Data records for software interfaces:
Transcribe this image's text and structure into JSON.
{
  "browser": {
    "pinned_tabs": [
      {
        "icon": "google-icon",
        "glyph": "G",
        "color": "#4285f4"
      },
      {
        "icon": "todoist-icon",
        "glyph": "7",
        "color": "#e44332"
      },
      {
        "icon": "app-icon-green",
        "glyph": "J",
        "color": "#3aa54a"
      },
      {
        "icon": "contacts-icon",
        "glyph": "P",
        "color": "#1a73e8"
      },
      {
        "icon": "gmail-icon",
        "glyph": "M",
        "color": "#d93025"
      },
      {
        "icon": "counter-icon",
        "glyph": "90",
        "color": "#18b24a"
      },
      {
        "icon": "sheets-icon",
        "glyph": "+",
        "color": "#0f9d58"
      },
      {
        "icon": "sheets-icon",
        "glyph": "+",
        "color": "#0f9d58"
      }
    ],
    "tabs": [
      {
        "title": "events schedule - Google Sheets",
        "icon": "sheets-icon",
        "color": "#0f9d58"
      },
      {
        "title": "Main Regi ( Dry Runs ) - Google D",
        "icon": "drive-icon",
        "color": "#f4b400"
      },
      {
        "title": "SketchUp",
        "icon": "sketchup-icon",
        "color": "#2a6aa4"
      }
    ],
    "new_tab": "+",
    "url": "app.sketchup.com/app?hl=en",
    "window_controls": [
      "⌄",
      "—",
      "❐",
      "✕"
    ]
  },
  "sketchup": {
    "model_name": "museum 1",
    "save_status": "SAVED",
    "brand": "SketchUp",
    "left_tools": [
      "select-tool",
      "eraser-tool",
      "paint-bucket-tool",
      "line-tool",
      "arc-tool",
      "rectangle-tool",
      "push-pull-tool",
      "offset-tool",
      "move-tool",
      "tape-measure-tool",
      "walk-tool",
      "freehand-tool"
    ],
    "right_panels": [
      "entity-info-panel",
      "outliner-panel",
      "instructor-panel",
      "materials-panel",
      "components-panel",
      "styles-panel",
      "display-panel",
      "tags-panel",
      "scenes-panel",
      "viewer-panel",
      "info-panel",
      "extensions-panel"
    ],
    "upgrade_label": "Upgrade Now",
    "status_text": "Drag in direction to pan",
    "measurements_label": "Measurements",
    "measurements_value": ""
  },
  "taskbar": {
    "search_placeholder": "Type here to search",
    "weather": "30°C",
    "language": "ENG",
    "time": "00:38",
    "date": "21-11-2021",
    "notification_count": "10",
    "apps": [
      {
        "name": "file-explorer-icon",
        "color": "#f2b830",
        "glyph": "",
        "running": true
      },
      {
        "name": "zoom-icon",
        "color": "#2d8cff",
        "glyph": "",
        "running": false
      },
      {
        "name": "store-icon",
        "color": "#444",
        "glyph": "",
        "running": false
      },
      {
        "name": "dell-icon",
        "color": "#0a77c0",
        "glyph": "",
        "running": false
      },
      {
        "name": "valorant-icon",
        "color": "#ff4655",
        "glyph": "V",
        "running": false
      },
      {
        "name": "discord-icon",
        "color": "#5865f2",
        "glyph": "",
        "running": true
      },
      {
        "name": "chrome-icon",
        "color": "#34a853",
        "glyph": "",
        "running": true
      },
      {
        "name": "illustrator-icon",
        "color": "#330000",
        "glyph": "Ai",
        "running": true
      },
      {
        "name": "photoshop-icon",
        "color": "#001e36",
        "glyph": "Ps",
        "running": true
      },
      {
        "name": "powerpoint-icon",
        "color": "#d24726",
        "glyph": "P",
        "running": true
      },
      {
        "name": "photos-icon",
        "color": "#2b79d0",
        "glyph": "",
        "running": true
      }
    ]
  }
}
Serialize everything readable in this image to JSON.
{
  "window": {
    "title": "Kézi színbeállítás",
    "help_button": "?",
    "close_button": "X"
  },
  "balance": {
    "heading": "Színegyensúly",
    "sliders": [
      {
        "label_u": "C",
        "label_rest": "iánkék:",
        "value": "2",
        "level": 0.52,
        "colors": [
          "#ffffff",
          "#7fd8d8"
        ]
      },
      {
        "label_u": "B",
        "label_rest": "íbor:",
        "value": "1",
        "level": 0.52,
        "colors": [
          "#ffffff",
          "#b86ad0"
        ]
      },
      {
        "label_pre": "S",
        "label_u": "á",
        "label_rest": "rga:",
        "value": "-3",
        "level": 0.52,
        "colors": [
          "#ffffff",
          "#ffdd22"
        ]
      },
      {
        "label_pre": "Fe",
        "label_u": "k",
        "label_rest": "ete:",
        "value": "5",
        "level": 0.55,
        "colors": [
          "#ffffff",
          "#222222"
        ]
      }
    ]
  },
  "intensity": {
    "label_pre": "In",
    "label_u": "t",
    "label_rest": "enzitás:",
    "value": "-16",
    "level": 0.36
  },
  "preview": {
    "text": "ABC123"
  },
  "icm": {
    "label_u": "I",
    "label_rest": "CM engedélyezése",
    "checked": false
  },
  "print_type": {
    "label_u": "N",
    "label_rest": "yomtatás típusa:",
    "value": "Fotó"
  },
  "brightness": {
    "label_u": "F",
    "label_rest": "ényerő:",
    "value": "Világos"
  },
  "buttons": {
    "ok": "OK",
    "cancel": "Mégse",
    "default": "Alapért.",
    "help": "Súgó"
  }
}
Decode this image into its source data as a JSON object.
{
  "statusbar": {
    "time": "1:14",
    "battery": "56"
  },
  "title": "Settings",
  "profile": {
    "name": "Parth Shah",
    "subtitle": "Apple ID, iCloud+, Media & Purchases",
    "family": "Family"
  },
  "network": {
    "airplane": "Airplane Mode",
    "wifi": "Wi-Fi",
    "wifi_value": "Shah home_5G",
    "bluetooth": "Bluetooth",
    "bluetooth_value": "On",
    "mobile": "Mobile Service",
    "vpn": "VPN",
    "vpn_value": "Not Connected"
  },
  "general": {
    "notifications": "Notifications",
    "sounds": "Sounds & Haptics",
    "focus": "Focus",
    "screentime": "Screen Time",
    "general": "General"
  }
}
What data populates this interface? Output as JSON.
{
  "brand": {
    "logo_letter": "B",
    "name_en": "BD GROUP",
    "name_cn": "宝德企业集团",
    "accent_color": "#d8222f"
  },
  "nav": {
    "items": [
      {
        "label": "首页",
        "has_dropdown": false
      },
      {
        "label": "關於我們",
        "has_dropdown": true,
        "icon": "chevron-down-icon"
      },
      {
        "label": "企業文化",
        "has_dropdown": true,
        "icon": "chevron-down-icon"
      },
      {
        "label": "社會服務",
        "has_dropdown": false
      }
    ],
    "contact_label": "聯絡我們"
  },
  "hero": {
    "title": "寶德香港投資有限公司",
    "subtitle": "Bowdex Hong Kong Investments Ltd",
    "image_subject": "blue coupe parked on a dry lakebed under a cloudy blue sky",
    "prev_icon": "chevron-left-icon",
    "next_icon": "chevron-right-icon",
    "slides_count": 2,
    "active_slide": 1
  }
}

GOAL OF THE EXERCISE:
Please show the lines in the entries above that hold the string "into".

EXERCISE RESULT:
Transcribe this image's text and structure into JSON.
Decode this image into its source data as a JSON object.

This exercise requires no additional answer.